Two Soviet An-26 aircraft, which operated passenger flights on the Kostroma-St. Petersburg route, flew for ten years with large dents, but the inspection departments did not notice this. Rostransnadzor inspectors saw damage only during a recent inspection of the Kostroma Aviation Enterprise. This is reported by the Telegram channel "Aviatorshchina" with reference to the closed documentation of the department. The channel's administration told The Insider that it had the documents, but refused to show them.
In total, there are four such aircraft in the fleet of Kostroma Aviation Enterprise, dents were found on two of them. They operate flights only between Kostroma and St. Petersburg three times a week.
On the plane RA-26113, which is almost 40 years old, two dents were noticed, writes "Aviatorschina". The first one is on the lower right side of the air intake of the Ukrainian-made AI-24 left engine, its size is 100 x 80 mm and its depth is up to 7 mm. And the second - on the toe of the right half of the stabilizer - 100 x 25 mm and in depth - up to 7 mm.
The plane was bought by the company already with dents, according to the Telegram channel, in 2016 from the Yamal airline. The dents were entered into the airframe skin condition list at the end of May 2010 and the beginning of November 2012.
The second aircraft, RA-27210, is 45 years old and was found to have a dent measuring 150 x 170 mm and up to 30 mm deep on the lower fairing of the side rail located in front of the ramp. According to the developer's operational documentation, it is impossible to fly with such damage. Rostransnadzor banned these aircraft from flying until the damage was repaired.
Rostransnadzor also found out that out of 15 pilots, almost half did not undergo the necessary training, including simulator training. In addition, qualification internal audits were not fully passed.
Rostransnadzor began to check the Kostroma Aviation Enterprise after the recent crash of the Mi-2 air ambulance helicopter in Kostroma. There were five people on board. According to preliminary data, one person died during the incident - a 67-year-old patient who was evacuated by a helicopter, and two paramedics and two pilots were injured.
As an anonymous aviation expert explained to The Insider, operating an aircraft with any violation of the aerodynamic skin profile is a threat to flight safety.
“Firstly, if the skin geometry is violated during the flight, air flow will be disturbed, excess resistance will be created, and the aircraft will need more fuel, which will also increase emissions into the atmosphere. Secondly, if the dent is very strong, then the integrity of the skin will be at risk - there, over time, microcracks or even through damage may appear, which can easily lead to the already complete destruction of the skin in this place. Fatigue failure of the material in this case has not been canceled, and this is fraught with the worst consequences. Thirdly, in case of damage to the skin, any fastening elements, assemblies, assemblies, wiring under the skin, etc. can be damaged. If this is damage to the engine nacelle, then the elements of the power plant may be damaged; if it is the fuselage, there may be damage to the control system rods, wiring, fuel system, and so on.
Until you remove this piece of skin and see if there is any damage inside, you will not understand how critical this is. In principle, it is impossible to operate an aircraft with serious damage to the skin.

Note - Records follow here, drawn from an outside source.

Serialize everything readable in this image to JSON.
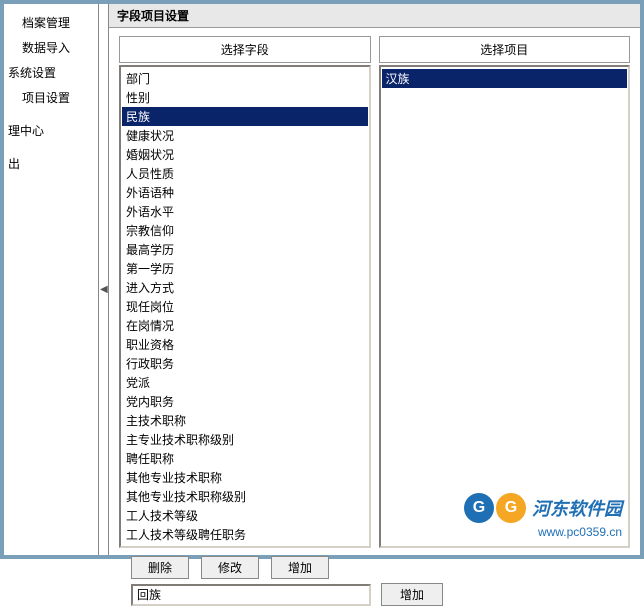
{
  "sidebar": {
    "items": [
      {
        "label": "档案管理",
        "level": 1
      },
      {
        "label": "数据导入",
        "level": 1
      },
      {
        "label": "系统设置",
        "level": 0
      },
      {
        "label": "项目设置",
        "level": 1
      },
      {
        "label": "理中心",
        "level": 0
      },
      {
        "label": "出",
        "level": 0
      }
    ]
  },
  "panel": {
    "title": "字段项目设置"
  },
  "columns": {
    "left_header": "选择字段",
    "right_header": "选择项目"
  },
  "fields": [
    "部门",
    "性别",
    "民族",
    "健康状况",
    "婚姻状况",
    "人员性质",
    "外语语种",
    "外语水平",
    "宗教信仰",
    "最高学历",
    "第一学历",
    "进入方式",
    "现任岗位",
    "在岗情况",
    "职业资格",
    "行政职务",
    "党派",
    "党内职务",
    "主技术职称",
    "主专业技术职称级别",
    "聘任职称",
    "其他专业技术职称",
    "其他专业技术职称级别",
    "工人技术等级",
    "工人技术等级聘任职务"
  ],
  "fields_selected_index": 2,
  "items": [
    "汉族"
  ],
  "items_selected_index": 0,
  "buttons": {
    "delete": "删除",
    "modify": "修改",
    "add": "增加"
  },
  "input": {
    "value": "回族",
    "add_label": "增加"
  },
  "watermark": {
    "name": "河东软件园",
    "url": "www.pc0359.cn"
  }
}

If the skin is dented a few centimeters, then you never know what could be damaged there, both in the skin itself and inside the aircraft. These are quite critical damages, the aircraft cannot be operated with them. And the fact that the airline has been flying for years with such damage to the skin is just a crime.”
The second aviation expert also noted that more ice could form in such dents, this would be a problem for the anti-icing system. He also noted that questions should also be asked to the inspectors of Rostransnadzor, who conducted inspections for ten years, issued airworthiness certificates, but dents were noticed only after the helicopter of the operating airline crashed.

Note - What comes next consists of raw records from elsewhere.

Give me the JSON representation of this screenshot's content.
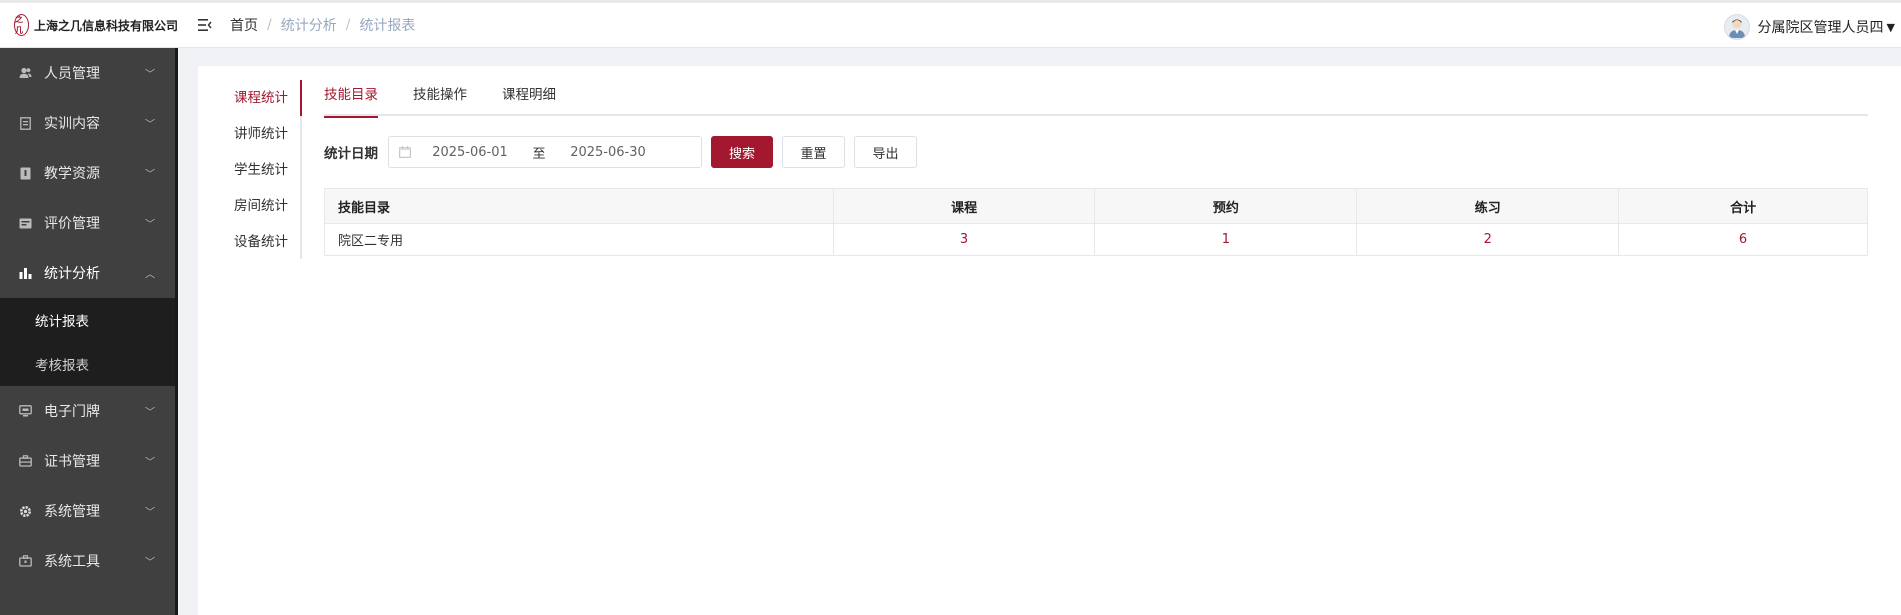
{
  "app": {
    "logo_mark": "之几",
    "logo_text": "上海之几信息科技有限公司",
    "accent": "#a3172f"
  },
  "header": {
    "breadcrumb": [
      "首页",
      "统计分析",
      "统计报表"
    ],
    "user_name": "分属院区管理人员四"
  },
  "sidebar": {
    "items": [
      {
        "label": "人员管理",
        "icon": "users-icon"
      },
      {
        "label": "实训内容",
        "icon": "document-icon"
      },
      {
        "label": "教学资源",
        "icon": "book-icon"
      },
      {
        "label": "评价管理",
        "icon": "card-icon"
      },
      {
        "label": "统计分析",
        "icon": "bar-chart-icon"
      },
      {
        "label": "电子门牌",
        "icon": "monitor-icon"
      },
      {
        "label": "证书管理",
        "icon": "briefcase-icon"
      },
      {
        "label": "系统管理",
        "icon": "gear-icon"
      },
      {
        "label": "系统工具",
        "icon": "toolbox-icon"
      }
    ],
    "submenu": [
      "统计报表",
      "考核报表"
    ]
  },
  "leftnav": [
    "课程统计",
    "讲师统计",
    "学生统计",
    "房间统计",
    "设备统计"
  ],
  "tabs": [
    "技能目录",
    "技能操作",
    "课程明细"
  ],
  "filter": {
    "label": "统计日期",
    "start": "2025-06-01",
    "separator": "至",
    "end": "2025-06-30",
    "search": "搜索",
    "reset": "重置",
    "export": "导出"
  },
  "table": {
    "headers": [
      "技能目录",
      "课程",
      "预约",
      "练习",
      "合计"
    ],
    "rows": [
      [
        "院区二专用",
        "3",
        "1",
        "2",
        "6"
      ]
    ]
  }
}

“In fact, the dents are not critical for the immediate stop of flights for safety reasons. But such damage must be eliminated, if not at the first opportunity, then at least as part of scheduled repairs. Any damage to the outer skin is at least a potential threat. By itself, it may not manifest itself as a dangerous factor, but when combined with other factors [may] lead to tragedy. For example, in a dent on a wing, more ice than usual may form, and the anti-icing system will no longer cope with it in time. Or this larger than it should be, a piece of ice after separation from the aircraft can damage the elements of the elevators, and so on. Therefore, the permissible damage values are written in the operating manual. Why they decided to eliminate them only now - there are more questions for the inspectors of the Federal Air Transport Agency, who for 10 years have been conducting regular inspections and issuing a certificate of airworthiness for this crumpled aircraft.